Profit in Paradise …
In the “olden days” of 2015, a company like Target Corp. (NYSE:TGT) would contract with a solar company to install solar panels on the roofs of its superstores. Once installed, the panels would deliver daytime electricity to supplement the electricity Target pulled from the regional power grid.
But now, when Target installs new rooftop panels, it often also installs a battery system to store the excess energy it doesn’t use immediately.
In 2017, Target kicked off its solar-storage project at its store in Kailua-Kona, on the big island of Hawaii’s east coast. There it installed a 910-kilowatt solar system from SunPower Corp. (NASDAQ:SPWR) that included a 250-kilowatt energy storage component.
This may have been the first time a Target store had added energy storage to solar – but it won’t be the last.
“On emerging trends in energy innovation,” the giant retailer stated, “we see energy storage as an integral tool to increasing our renewable energy consumption and improving resiliency at stores in climate-impacted communities.”
By the end of this year, Target expects to install rooftop solar systems on more than 500 store locations. And by 2030, the company plans to produce 100% of its energy needs from renewable sources.
This storage component of the renewable energy industry is the new-new thing – and it has the potential to deliver big-big growth to SPWR stock and other solar companies that take advantage.
This energy storage boom is increasing demand for new solar installations – and increasing the revenue-per-installation for a company like SunPower. It announced recently that one-third of its order backlog includes solar-plus-storage, and that these installs generate about 40% more revenue than ones without storage.

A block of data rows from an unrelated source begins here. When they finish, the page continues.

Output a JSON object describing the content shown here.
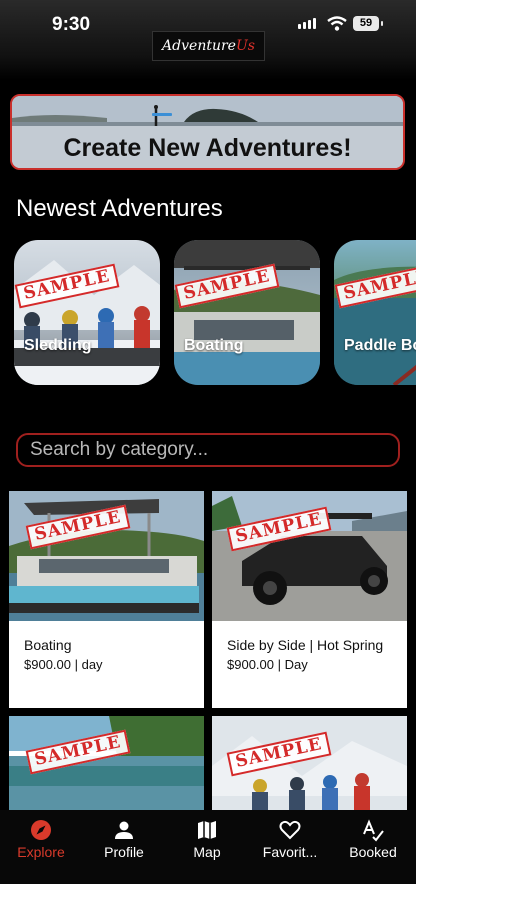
{
  "status": {
    "time": "9:30",
    "battery": "59"
  },
  "app": {
    "logo_main": "Adventure",
    "logo_accent": "Us"
  },
  "banner": {
    "label": "Create New Adventures!"
  },
  "newest": {
    "title": "Newest Adventures",
    "items": [
      {
        "label": "Sledding",
        "stamp": "SAMPLE"
      },
      {
        "label": "Boating",
        "stamp": "SAMPLE"
      },
      {
        "label": "Paddle Bo",
        "stamp": "SAMPLE"
      }
    ]
  },
  "search": {
    "placeholder": "Search by category..."
  },
  "listings": [
    {
      "title": "Boating",
      "price": "$900.00 | day",
      "stamp": "SAMPLE"
    },
    {
      "title": "Side by Side | Hot Spring",
      "price": "$900.00 | Day",
      "stamp": "SAMPLE"
    },
    {
      "title": "",
      "price": "",
      "stamp": "SAMPLE"
    },
    {
      "title": "",
      "price": "",
      "stamp": "SAMPLE"
    }
  ],
  "tabs": [
    {
      "label": "Explore",
      "icon": "compass-icon",
      "active": true
    },
    {
      "label": "Profile",
      "icon": "person-icon",
      "active": false
    },
    {
      "label": "Map",
      "icon": "map-icon",
      "active": false
    },
    {
      "label": "Favorit...",
      "icon": "heart-icon",
      "active": false
    },
    {
      "label": "Booked",
      "icon": "booked-icon",
      "active": false
    }
  ],
  "colors": {
    "accent": "#d93a2b",
    "background": "#000000",
    "border_red": "#c9302c"
  }
}
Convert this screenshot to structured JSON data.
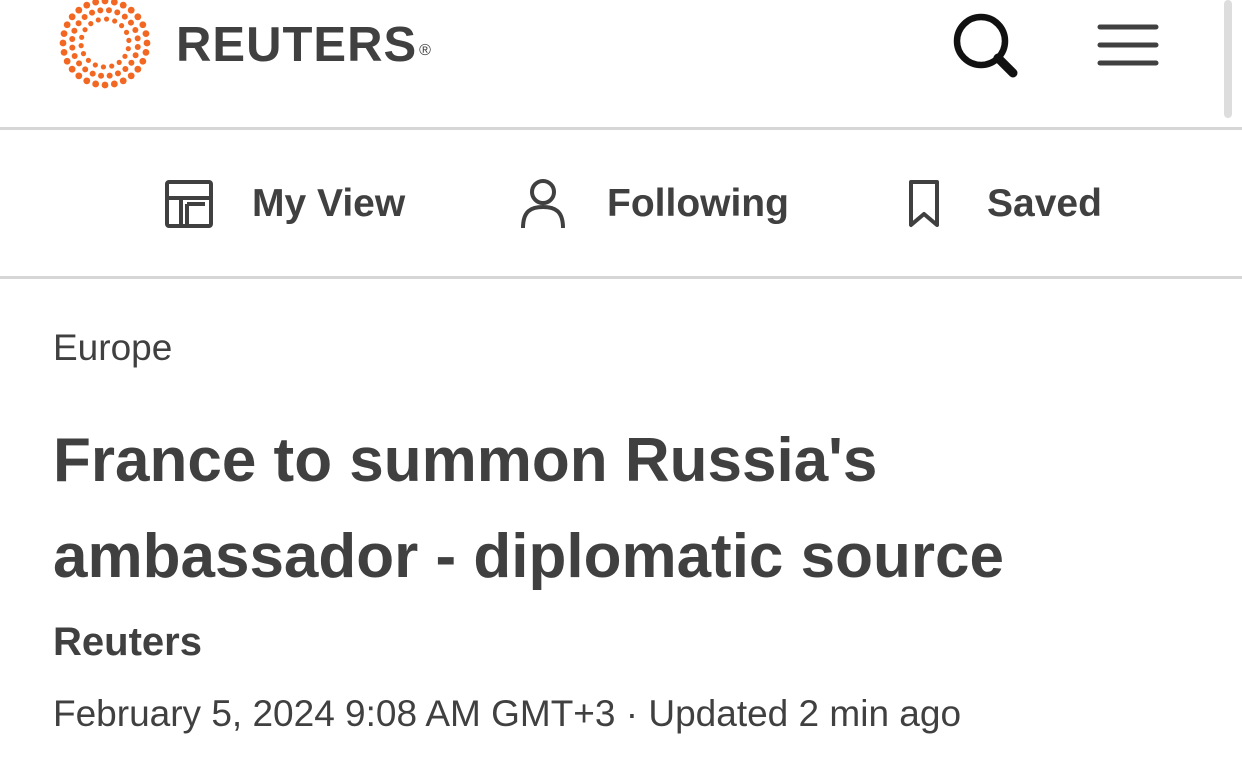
{
  "header": {
    "brand_name": "REUTERS",
    "brand_mark": "®",
    "logo_icon": "reuters-dot-ring-logo",
    "search_icon": "magnifier-icon",
    "menu_icon": "hamburger-menu-icon",
    "accent_color": "#f26722",
    "text_color": "#404040"
  },
  "subnav": {
    "items": [
      {
        "label": "My View",
        "icon": "layout-icon"
      },
      {
        "label": "Following",
        "icon": "person-icon"
      },
      {
        "label": "Saved",
        "icon": "bookmark-icon"
      }
    ]
  },
  "article": {
    "section": "Europe",
    "headline": "France to summon Russia's ambassador - diplomatic source",
    "byline": "Reuters",
    "published": "February 5, 2024 9:08 AM GMT+3",
    "separator": "·",
    "updated": "Updated 2 min ago"
  }
}
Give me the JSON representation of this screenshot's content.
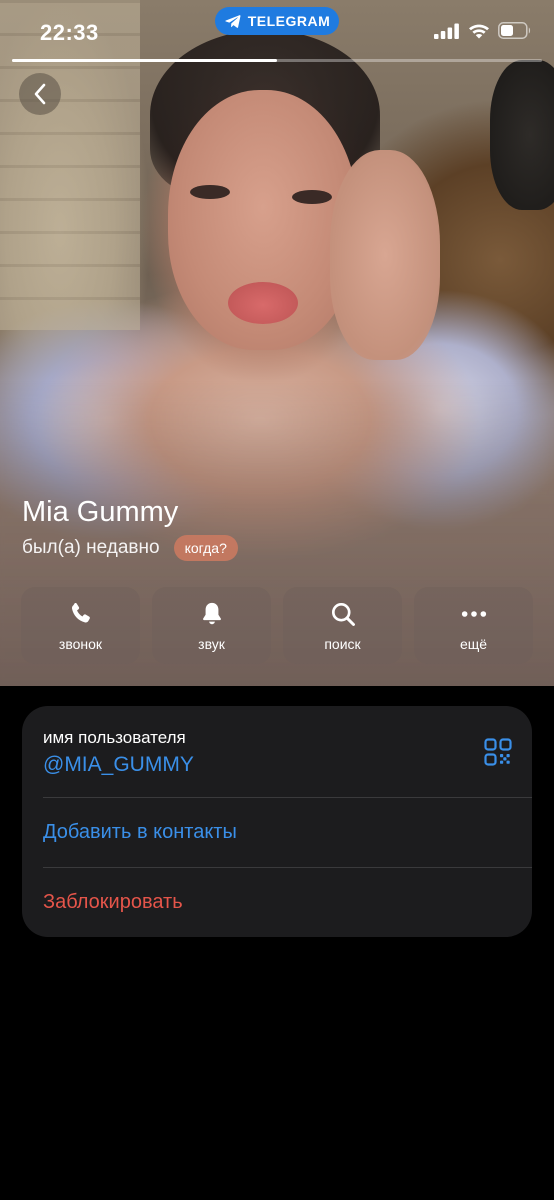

… and Beyond
Looking globally, the deployment of battery-based energy storage solutions (BESS) is ramping up quickly. According to JPMorgan, the cumulative installed base of BESS will soar 100-fold between now and 2030.
Bottom line: Solar power is big … and getting much bigger.
At the end of 2018, the world’s installed capacity of solar-power generation totaled nearly half a billion megawatts – accounting for more than 7% of the globe’s power capacity.
But new capacity installations are on track to soar 25% this year, according to Bloomberg New Energy Finance, and to nearly double by 2021.
Many forecasts anticipate an equally spectacular growth trajectory. According to the International Energy Agency’s (IEA) “Sustainable Development Scenario,” solar-power capacity will soar fivefold between now and 2025, accounting for a whopping 38% of global power generation.
Looking further out, the IEA anticipates a 13-fold increase in solar-power capacity by 2040, at which point this renewable source would be providing two-thirds of the world’s power needs.
The IEA anticipates global spending on solar power to total $4 trillion over the next two decades – or about $180 billion per year.
If investment of this magnitude were to occur, solar power would become the world’s primary electricity source by 2040.
But you don’t have to wait 20 years to profit on this trend. By then, it could be too late – long after this spectacular growth trend has slowed.
There are a lot of companies out there that are jumping on the solar bandwagon, and there is clearly a lot of investing potential here, but it’s all about finding the right companies that offer significant long-term potential.
That’s why I’ve just released a special “all solar” edition of my brand-new newsletter – Fry’s Investment Report.
In it, I share two recommendations – and a whole lot of research – to get investors in on this technology’s profit ground floor.
Eric Fry is a 30-year international finance expert, former hedge fund manager, and InvestorPlace’s resident expert on global investment trends. He founded his own investment management firm and served as a partner several others. In 2016, he won the Portfolios With Purpose stock-picking contest – Wall Street’s most prestigious investment competition – making him America’s Top Trader. With Fry’s Investment Report, Eric’s goal is to track the world’s biggest macroeconomic and geopolitical events – and help investors make big gains from those emerging opportunities. Click here to learn more.